Medical researchers describe it this way: “Nerve Field Stimulation with the BRIDGE detox had a significant and profound effect on opioid withdrawal scores after just 20 minutes … It is likely that the use of the device during acute withdrawal will significantly impact patient satisfaction and improve adherence rates to opioid addiction therapy.”
We describe it more simply: Without the BRIDGE, over half of people who begin a cycle of opioid detox and withdrawal fail and quit. With the BRIDGE, that outcome diminishes significantly and positive outcomes increase dramatically.
Or even more simply:
Less pain = fewer people quitting = a greater chance of kicking an opioid addiction
How the BRIDGE Medical Device Is Used
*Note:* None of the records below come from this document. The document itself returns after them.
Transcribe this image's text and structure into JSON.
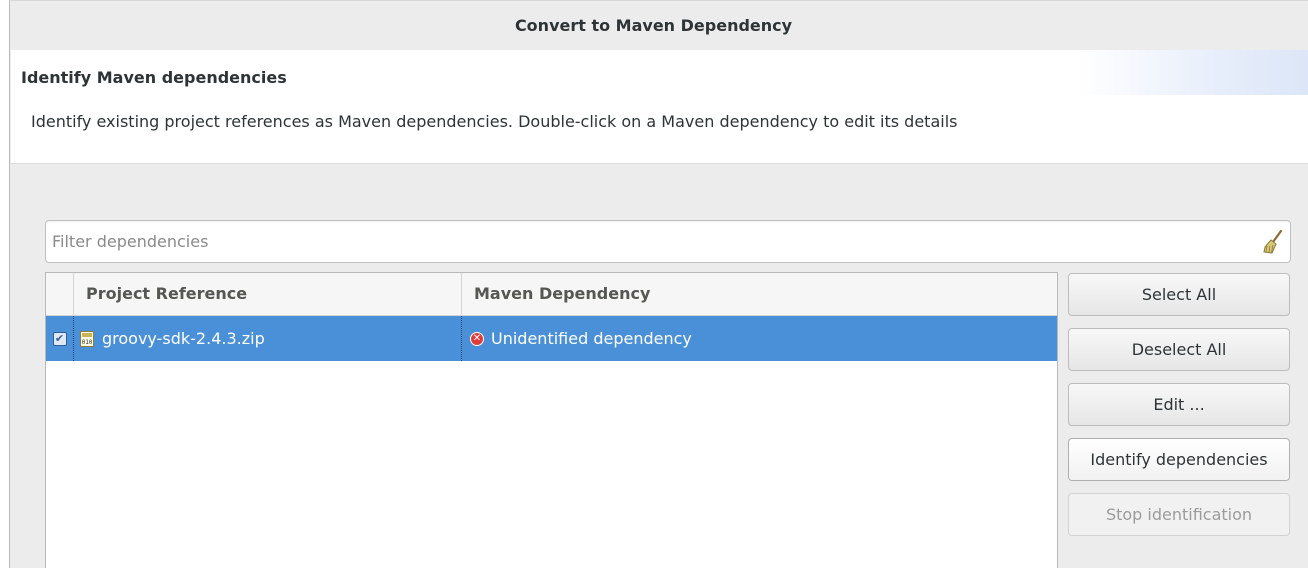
{
  "dialog": {
    "title": "Convert to Maven Dependency"
  },
  "banner": {
    "title": "Identify Maven dependencies",
    "description": "Identify existing project references as Maven dependencies. Double-click on a Maven dependency to edit its details"
  },
  "filter": {
    "value": "",
    "placeholder": "Filter dependencies",
    "clear_icon": "broom-icon"
  },
  "table": {
    "columns": [
      "Project Reference",
      "Maven Dependency"
    ],
    "rows": [
      {
        "checked": true,
        "project_reference": "groovy-sdk-2.4.3.zip",
        "project_reference_icon": "zip-archive-icon",
        "maven_dependency": "Unidentified dependency",
        "maven_dependency_icon": "error-icon",
        "selected": true
      }
    ]
  },
  "buttons": {
    "select_all": "Select All",
    "deselect_all": "Deselect All",
    "edit": "Edit ...",
    "identify": "Identify dependencies",
    "stop": "Stop identification"
  },
  "colors": {
    "selection": "#4a90d9",
    "error": "#e03a3a",
    "disabled_text": "#9b9b9b"
  }
}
The BRIDGE device works for men and women, young and old, regardless of race. It typically takes 15 minutes for a qualified provider to fit it behind the patient’s ear and to correctly place the needle arrays at specific points on the earlobe. Once attached, the patient typically wears the BRIDGE detox for the 4-to-5-day period of greatest, most acute pain, usually a maximum of 96 to 120 hours.
At that point in the detox process, they are through the worst of the withdrawal pain and discomfort and the device can be safely removed.
While the device is attached and operating, the patient experiences gentle pulsations and decreased pain. In relation to treatment, patients report the process was comfortable and seemed to go quickly.
If You’re Battling Opioid Addiction…
It’s alarmingly easy to get hooked on opioids, whether it starts with prescription, recreational or illicit drugs. Once addicted, however, a person can find it extremely difficult and quite painful to get through the detoxification and withdrawal process. There are a number of different treatments being used in the field, but the BRIDGE is truly one of the best options available. Low risk, minimally invasive and non-medicinal, it’s the smart way to increase positive treatment outcomes.